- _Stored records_
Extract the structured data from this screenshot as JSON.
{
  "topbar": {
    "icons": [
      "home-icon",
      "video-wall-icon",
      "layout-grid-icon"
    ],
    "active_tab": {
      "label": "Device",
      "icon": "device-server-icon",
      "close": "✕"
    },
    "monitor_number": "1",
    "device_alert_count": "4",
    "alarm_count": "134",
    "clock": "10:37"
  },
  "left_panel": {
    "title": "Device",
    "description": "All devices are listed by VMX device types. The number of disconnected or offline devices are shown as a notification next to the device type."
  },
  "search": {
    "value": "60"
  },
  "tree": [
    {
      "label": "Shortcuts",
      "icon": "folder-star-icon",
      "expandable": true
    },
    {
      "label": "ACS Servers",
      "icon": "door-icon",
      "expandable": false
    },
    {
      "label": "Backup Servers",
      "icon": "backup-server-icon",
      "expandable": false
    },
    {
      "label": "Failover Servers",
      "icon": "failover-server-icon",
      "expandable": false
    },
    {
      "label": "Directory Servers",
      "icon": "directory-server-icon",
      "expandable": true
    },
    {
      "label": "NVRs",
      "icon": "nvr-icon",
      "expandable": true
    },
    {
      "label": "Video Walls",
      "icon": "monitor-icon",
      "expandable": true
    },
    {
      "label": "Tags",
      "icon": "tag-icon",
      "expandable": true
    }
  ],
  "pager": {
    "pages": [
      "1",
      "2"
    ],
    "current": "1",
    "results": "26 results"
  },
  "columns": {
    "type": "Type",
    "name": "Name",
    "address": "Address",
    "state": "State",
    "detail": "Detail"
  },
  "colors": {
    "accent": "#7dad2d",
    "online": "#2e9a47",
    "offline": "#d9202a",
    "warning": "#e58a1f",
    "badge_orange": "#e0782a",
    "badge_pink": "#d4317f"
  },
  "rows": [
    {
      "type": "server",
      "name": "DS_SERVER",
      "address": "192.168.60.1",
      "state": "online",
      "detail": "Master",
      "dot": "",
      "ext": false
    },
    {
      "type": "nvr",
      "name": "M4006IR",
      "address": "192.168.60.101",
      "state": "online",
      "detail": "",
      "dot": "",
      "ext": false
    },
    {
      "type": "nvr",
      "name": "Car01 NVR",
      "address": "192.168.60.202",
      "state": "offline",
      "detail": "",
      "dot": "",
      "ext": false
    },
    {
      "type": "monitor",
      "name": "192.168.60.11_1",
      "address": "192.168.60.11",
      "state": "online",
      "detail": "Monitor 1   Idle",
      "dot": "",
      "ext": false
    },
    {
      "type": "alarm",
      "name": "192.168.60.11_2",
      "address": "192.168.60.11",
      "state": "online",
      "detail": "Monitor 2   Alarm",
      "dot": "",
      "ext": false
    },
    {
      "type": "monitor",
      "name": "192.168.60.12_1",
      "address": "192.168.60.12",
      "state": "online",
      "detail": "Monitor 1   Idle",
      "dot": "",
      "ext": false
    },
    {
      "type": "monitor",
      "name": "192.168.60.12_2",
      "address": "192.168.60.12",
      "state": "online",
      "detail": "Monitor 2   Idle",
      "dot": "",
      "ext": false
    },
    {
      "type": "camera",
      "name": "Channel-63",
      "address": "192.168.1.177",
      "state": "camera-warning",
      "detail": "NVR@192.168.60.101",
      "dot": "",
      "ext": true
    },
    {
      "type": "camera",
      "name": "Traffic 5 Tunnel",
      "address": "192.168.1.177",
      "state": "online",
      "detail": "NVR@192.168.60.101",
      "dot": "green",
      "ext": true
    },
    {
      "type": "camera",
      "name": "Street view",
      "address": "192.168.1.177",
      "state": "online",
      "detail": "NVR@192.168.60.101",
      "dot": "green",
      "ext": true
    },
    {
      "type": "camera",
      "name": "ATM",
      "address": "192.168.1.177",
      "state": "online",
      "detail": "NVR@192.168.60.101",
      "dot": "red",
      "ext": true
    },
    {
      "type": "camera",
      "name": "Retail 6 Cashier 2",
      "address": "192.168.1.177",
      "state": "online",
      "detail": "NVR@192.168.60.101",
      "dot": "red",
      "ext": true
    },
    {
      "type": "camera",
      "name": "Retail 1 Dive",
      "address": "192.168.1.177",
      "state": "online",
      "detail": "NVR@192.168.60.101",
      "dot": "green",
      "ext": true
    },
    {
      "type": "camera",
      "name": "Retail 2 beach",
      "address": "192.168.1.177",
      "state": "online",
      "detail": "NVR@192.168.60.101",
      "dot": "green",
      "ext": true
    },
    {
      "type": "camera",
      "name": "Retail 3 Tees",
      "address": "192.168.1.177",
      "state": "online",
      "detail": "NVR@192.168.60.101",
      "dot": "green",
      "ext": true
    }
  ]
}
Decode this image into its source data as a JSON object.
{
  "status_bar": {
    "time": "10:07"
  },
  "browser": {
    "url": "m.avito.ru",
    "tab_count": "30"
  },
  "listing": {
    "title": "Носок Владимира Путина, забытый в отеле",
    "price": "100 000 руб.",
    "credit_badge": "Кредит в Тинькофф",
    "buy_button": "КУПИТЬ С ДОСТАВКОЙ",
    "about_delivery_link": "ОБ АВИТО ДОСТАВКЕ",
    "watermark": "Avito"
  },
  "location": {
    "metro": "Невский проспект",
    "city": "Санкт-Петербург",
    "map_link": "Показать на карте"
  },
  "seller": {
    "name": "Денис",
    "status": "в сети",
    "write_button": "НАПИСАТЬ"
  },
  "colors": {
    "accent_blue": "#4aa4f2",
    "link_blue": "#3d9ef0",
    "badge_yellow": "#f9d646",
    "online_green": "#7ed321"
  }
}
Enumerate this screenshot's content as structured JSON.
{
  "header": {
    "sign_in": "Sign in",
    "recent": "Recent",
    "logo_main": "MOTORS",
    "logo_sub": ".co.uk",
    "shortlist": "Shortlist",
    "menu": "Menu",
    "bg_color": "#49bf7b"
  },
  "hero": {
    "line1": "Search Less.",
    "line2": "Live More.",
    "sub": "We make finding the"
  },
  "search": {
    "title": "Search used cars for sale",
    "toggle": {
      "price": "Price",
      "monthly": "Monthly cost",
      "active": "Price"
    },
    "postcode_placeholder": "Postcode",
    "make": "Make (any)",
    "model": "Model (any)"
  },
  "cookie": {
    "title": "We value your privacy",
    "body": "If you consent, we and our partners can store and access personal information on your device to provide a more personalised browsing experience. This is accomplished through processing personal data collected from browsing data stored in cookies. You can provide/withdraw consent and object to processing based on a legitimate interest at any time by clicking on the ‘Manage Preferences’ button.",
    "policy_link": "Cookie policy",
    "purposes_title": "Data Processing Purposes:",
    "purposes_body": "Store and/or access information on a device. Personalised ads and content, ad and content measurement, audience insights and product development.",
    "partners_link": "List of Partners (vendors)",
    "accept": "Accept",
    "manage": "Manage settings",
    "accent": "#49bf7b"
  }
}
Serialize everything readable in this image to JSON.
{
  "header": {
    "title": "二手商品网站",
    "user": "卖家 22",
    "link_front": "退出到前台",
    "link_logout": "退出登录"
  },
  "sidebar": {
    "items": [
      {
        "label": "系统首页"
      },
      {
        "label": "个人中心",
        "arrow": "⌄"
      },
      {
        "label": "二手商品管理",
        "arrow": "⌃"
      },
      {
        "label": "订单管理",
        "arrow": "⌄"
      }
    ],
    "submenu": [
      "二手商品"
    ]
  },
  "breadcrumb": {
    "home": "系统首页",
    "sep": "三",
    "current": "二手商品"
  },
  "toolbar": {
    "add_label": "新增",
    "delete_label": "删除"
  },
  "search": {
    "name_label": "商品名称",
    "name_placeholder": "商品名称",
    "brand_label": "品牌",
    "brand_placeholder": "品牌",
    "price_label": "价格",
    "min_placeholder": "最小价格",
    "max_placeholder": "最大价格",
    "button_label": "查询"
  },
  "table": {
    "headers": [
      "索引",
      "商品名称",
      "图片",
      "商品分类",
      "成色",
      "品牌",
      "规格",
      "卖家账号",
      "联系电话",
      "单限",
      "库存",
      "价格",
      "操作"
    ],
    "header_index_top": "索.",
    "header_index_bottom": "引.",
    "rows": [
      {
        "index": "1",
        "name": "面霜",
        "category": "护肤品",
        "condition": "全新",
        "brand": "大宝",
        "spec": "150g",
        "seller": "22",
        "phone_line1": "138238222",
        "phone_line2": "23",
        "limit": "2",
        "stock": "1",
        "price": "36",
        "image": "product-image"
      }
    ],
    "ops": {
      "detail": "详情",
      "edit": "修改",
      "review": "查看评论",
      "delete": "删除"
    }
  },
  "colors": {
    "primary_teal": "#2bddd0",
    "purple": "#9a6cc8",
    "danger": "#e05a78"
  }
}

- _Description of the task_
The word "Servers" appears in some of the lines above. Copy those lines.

- _Written answer_
      "label": "ACS Servers",
      "label": "Backup Servers",
      "label": "Failover Servers",
      "label": "Directory Servers",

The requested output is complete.